**Instructions to follow**:
Go through the data and copy each line that holds "this".

(Dataset rows describing interfaces)
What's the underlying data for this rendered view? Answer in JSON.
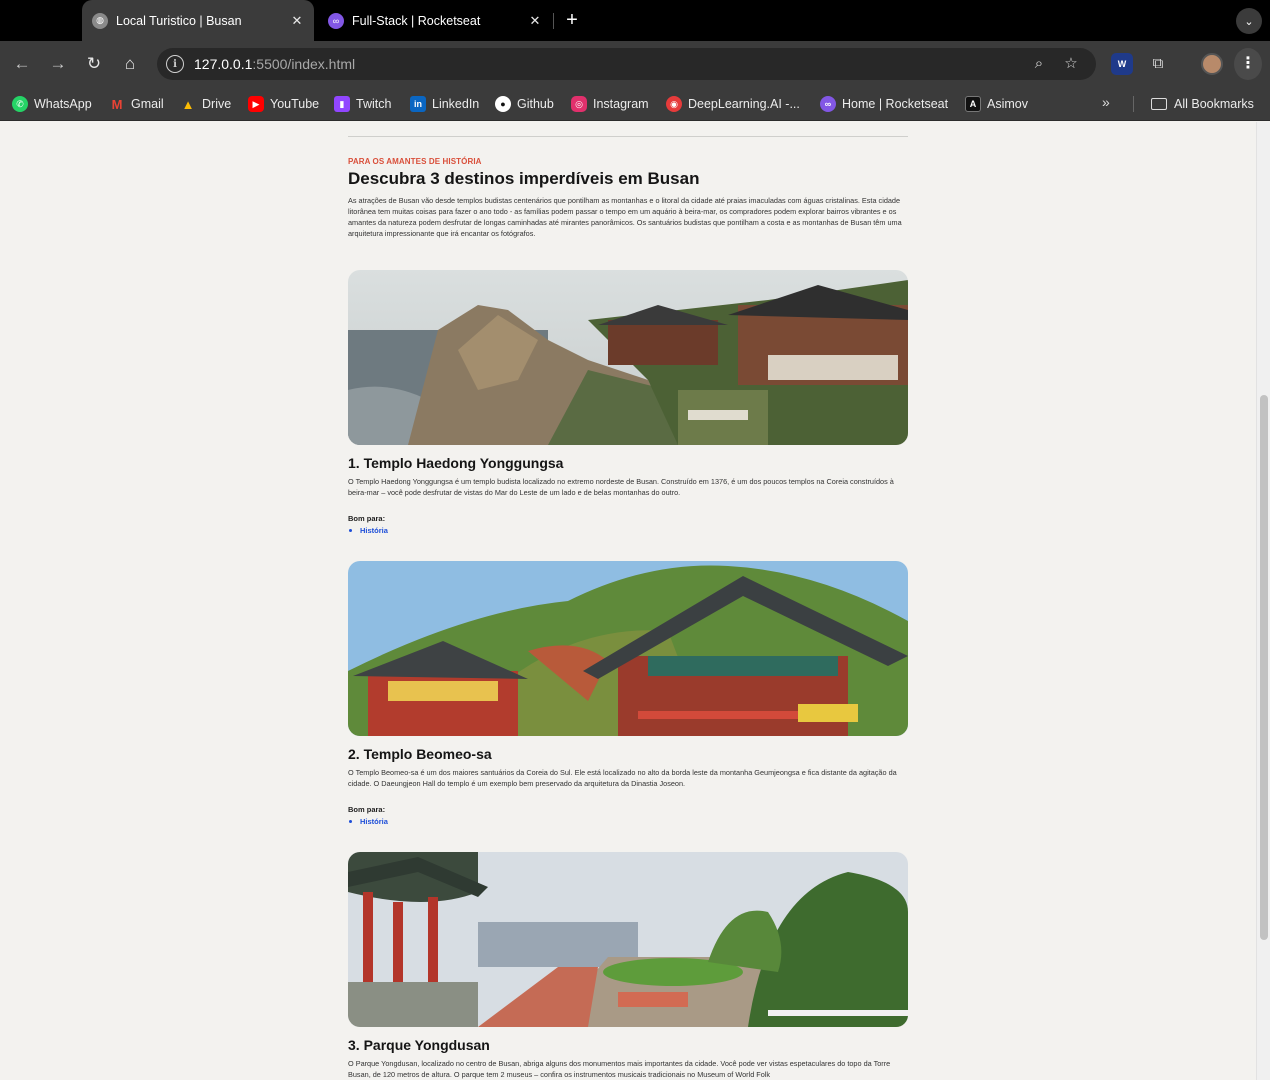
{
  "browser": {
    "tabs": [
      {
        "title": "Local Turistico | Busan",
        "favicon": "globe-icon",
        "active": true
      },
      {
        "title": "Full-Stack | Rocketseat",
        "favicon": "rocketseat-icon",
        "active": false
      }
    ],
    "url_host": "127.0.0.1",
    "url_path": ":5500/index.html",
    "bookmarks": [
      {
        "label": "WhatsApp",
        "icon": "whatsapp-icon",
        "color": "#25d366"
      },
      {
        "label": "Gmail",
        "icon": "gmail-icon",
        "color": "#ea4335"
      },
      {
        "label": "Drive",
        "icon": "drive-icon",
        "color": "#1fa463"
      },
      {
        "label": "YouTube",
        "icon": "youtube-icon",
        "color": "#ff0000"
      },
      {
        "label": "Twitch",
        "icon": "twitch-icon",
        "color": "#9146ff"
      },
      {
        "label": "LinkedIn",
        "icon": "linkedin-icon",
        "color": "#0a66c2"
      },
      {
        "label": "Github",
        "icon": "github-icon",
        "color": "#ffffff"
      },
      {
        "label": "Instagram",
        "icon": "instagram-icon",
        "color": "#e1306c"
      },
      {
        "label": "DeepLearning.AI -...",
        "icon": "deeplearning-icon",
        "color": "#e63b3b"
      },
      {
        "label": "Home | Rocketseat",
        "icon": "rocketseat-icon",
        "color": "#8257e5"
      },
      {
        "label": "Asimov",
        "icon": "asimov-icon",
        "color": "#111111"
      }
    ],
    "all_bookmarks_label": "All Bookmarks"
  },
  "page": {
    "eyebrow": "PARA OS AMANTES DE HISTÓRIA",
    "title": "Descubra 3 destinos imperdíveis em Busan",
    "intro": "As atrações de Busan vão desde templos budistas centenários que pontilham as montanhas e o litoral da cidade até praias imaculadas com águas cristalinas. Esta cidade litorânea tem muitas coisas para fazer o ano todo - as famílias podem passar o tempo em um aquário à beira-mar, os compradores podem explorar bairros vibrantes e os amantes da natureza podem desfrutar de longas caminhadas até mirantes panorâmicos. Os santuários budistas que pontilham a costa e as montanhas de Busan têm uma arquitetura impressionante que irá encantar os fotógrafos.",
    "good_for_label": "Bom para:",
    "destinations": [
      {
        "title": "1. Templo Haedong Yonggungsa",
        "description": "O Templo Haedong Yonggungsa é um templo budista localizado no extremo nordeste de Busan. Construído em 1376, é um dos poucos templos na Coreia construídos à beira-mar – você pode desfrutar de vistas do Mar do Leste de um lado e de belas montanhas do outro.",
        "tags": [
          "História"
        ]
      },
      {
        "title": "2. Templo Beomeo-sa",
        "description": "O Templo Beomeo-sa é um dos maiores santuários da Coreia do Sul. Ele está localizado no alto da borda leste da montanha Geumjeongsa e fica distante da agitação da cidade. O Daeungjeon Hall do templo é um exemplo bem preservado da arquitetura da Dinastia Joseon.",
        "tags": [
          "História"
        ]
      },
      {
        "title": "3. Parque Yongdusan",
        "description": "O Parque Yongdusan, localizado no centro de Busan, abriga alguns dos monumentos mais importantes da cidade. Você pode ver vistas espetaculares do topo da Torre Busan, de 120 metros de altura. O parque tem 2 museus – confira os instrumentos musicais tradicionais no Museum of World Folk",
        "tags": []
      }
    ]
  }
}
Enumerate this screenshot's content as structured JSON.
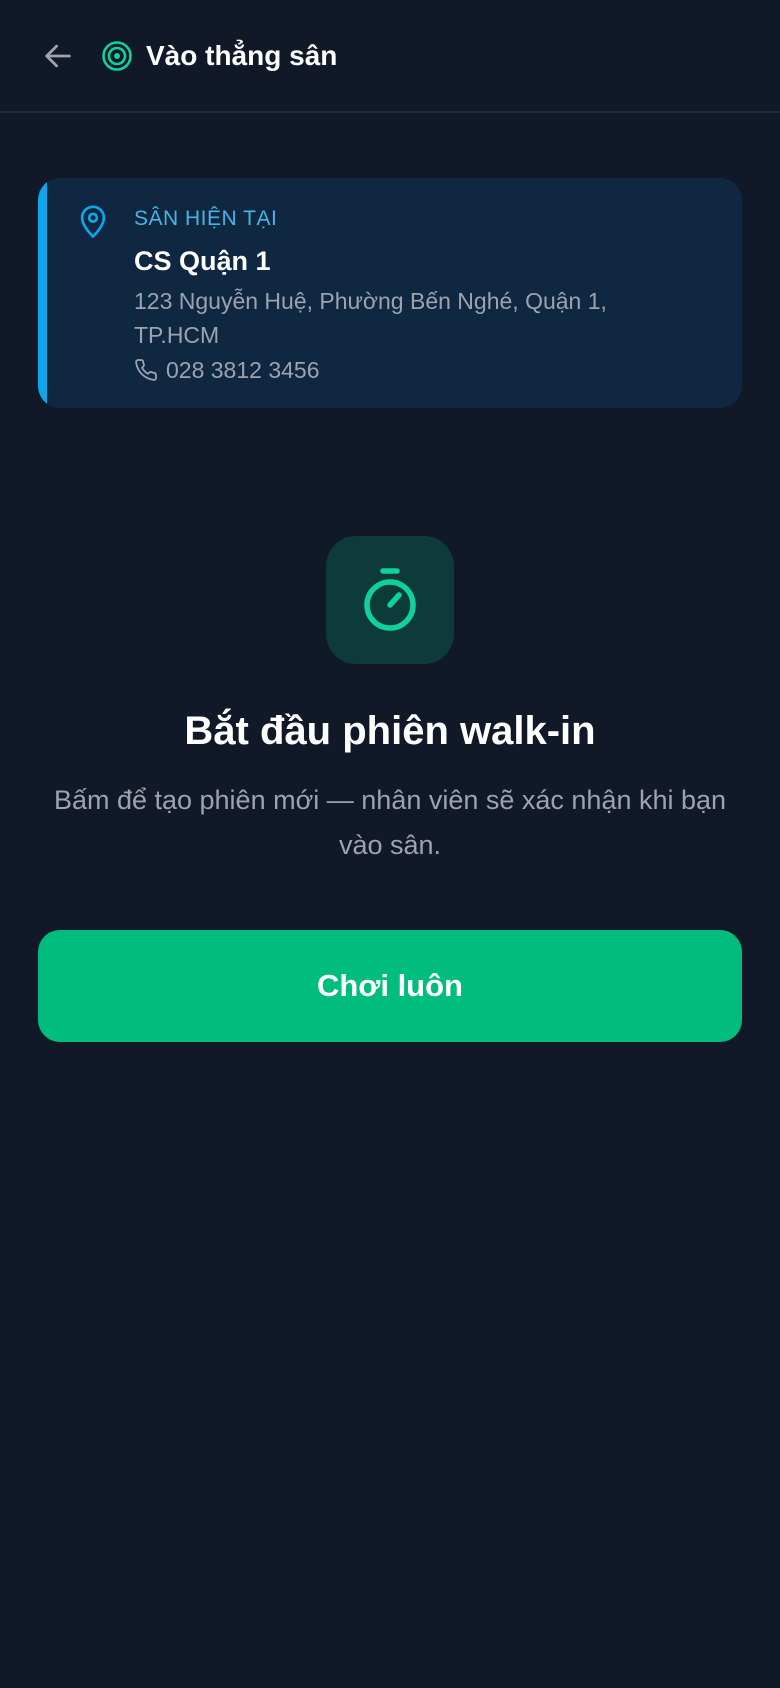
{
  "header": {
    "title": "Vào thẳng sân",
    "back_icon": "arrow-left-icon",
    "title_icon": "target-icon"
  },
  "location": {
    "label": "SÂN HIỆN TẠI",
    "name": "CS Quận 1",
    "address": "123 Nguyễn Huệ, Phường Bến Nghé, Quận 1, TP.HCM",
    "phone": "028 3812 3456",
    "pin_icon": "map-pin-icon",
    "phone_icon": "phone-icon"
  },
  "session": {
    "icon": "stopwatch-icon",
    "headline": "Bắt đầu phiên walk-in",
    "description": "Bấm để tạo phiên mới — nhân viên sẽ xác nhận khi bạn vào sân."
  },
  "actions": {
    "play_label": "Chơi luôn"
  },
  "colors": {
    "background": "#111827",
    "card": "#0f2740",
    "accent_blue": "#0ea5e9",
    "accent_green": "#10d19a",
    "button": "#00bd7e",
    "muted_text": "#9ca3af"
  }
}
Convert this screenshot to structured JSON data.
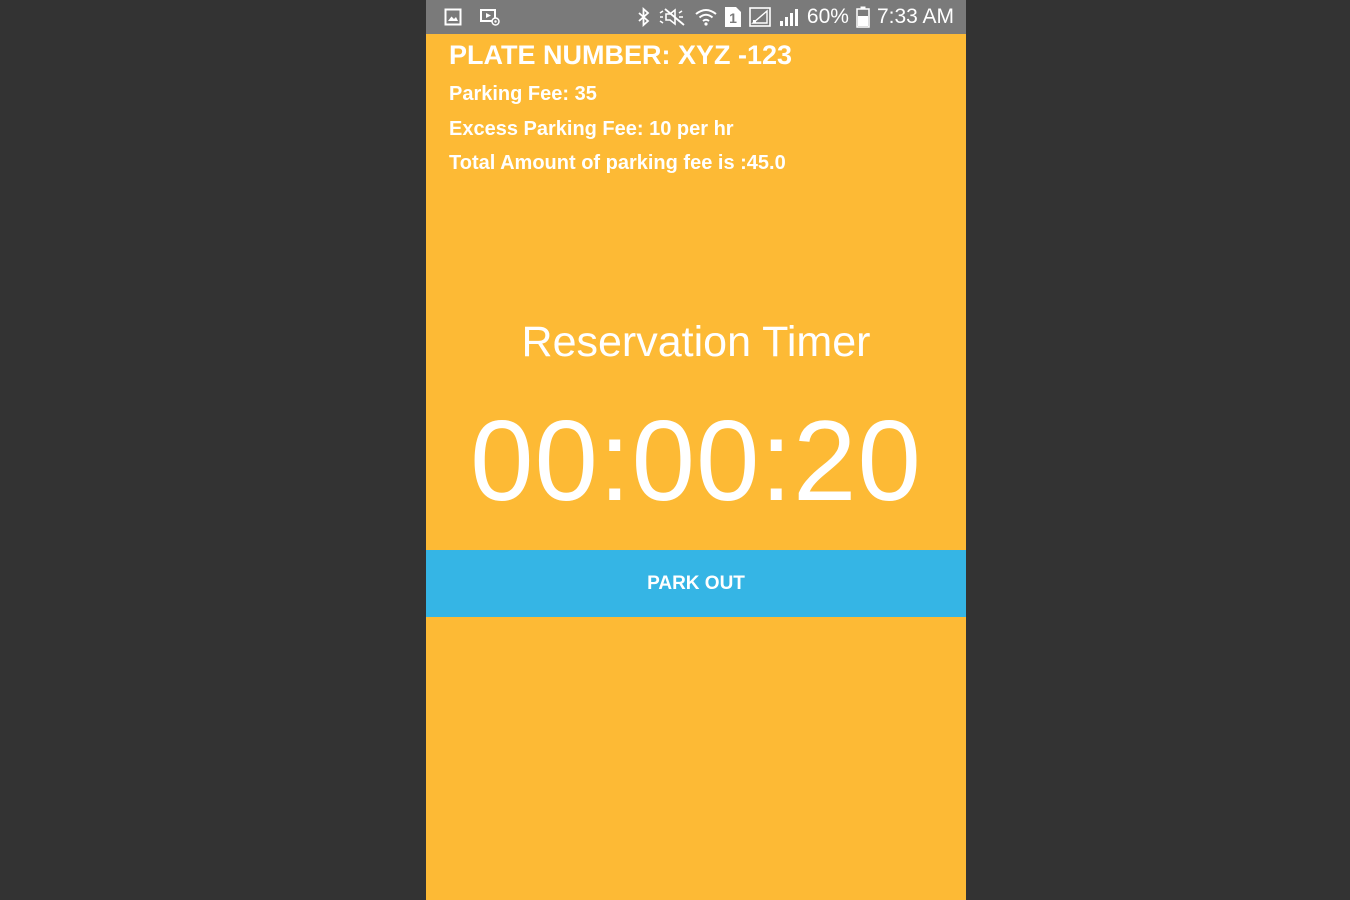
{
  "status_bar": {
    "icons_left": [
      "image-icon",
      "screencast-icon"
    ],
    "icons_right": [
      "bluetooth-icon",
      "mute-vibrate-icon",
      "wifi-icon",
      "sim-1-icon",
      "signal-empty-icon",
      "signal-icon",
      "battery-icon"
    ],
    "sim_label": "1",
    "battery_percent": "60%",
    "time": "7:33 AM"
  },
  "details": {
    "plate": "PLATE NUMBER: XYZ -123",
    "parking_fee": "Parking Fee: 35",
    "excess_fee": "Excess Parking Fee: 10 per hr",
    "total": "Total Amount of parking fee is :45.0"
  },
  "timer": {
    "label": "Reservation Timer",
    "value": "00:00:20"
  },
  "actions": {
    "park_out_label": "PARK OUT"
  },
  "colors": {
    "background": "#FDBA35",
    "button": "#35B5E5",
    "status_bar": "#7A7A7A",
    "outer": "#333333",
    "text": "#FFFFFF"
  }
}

**Solved problem**:
What's the underlying data for this rendered view? Answer in JSON.
Enumerate this screenshot's content as structured JSON.
Convert this screenshot to structured JSON data.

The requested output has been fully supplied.